💡 Key insights → Bias in ML models is often assumed to be caused by the training data; however it’s been shown that it can emerge as a consequence of other choices that might seem innocuous a priori such as the choice of loss/metric, pruning, data augmentation, etc. This paper shows how certain regularization techniques can hurt performance dramatically in a small group of classes while remaining almost undetectable at the aggregate performance metrics such as average accuracy.
This paper explores this phenomenon by training an image classifier with different data augmentation techniques such as random cropping or color jittering affects per-class performance. For instance, heavy color jittering affects negatively the accuracy of detecting a basketball, while zebra detection remains intact; or random cropping is a good augmentation for “nematodes” but terrible for lions when overdone. After an in-depth empirical and theoretical analysis, the paper ends with a call for novel bias-free regularization methods.
Results like these are tangible evidence of how easy it is to fool ourselves into thinking we understand how well an algorithm performs; a reminder that looking deeper than the surface-level metrics is essential particularly when models will be deployed out there. In addition, this paper is also a call for designing bias-free regularization methods.
By Nico Lang, Walter Jetz, Konrad Schindler, and Jan Dirk Wegner.
❓ Why → This paper is just kinda random and cool and interesting.
💡 Key insights → Canopy height is pretty much how tall vegetation is, which can be calculated as the elevation of the top of trees minus the elevation of the ground they’re on. It turns out that canopy height throughout the world is a salient quantity to the global carbon cycle, so modeling it more accurately at a global scale is key to the study of environmental phenomena like deforestation, climate change, or biodiversity modeling.
But accurately mapping how tall trees are all around the world is hard. The Global Ecosystem Dynamics Investigation (GEDI) is a mission designed to collect LiDAR data to measure vertical forest structures globally, but it’s constrained to sparse measurements that only account for 4% of the earth’s surface, and moreover, continuous measurement is not possible which makes studying evolution impossible. In contrast, optical satellite imagery such as that coming from Sentinel-2 is readily available. This work proposes to fuse these two data sources with Deep Learning to develop a probabilistic model of the earth’s canopy height.

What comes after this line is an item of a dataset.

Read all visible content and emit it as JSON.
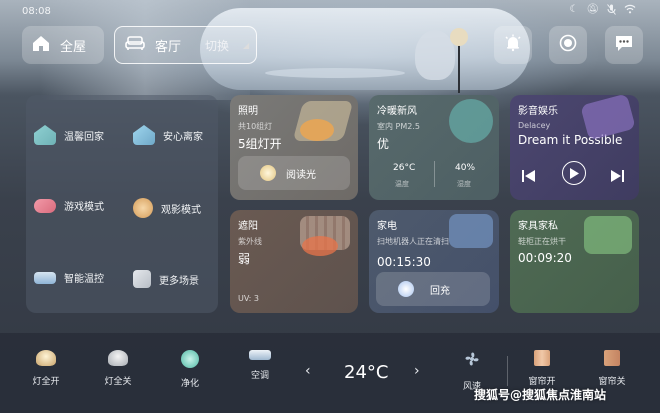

10. Datasets & Benchmarks
Given the amount of interesting dataset and benchmark works this month, we’ve decided to group them into this TL;DR list👇
Benchmarking Generalization via In-Context Instructions on 1,600+ Language Tasks , NATURAL-INSTRUCTIONS v2 → Aims to measure generalization of models to a variety of unseen tasks given a natural language instruction.
Winoground: Probing Vision and Language Models for Visio-Linguistic Compositionality → Like the Winograd schema challenge but for image-language pairs: ambiguous questions that require world knowledge to disambiguate.
MASSIVE: A 1M-Example Multilingual Natural Language Understanding Dataset with 51 Typologically-Diverse Languages → A new diverse multilingual NLU benchmark.
 “U-Net: Convolutional Networks for Biomedical Image Segmentation” by Olaf Ronnenberger et al. 2015.
 “On the Opportunities and Risks of Foundation Models“ by Rishi Bommasani et al.
 “The information bottleneck method” by Naftali Tishby et al. 1999.
 ”Auto-Encoding Variational Bayes” by Diederik P. Kingma et al. 2013
 “Transformer Memory as a Differentiable Search Index” by Yi Tay et al. 2022
 “KILT: a Benchmark for Knowledge Intensive Language Tasks” by Fabio Petroni et al. 2020.
 “Hierarchical Text-Conditional Image Generation with CLIP Latents” by Aditya Ramesh et al. 2022.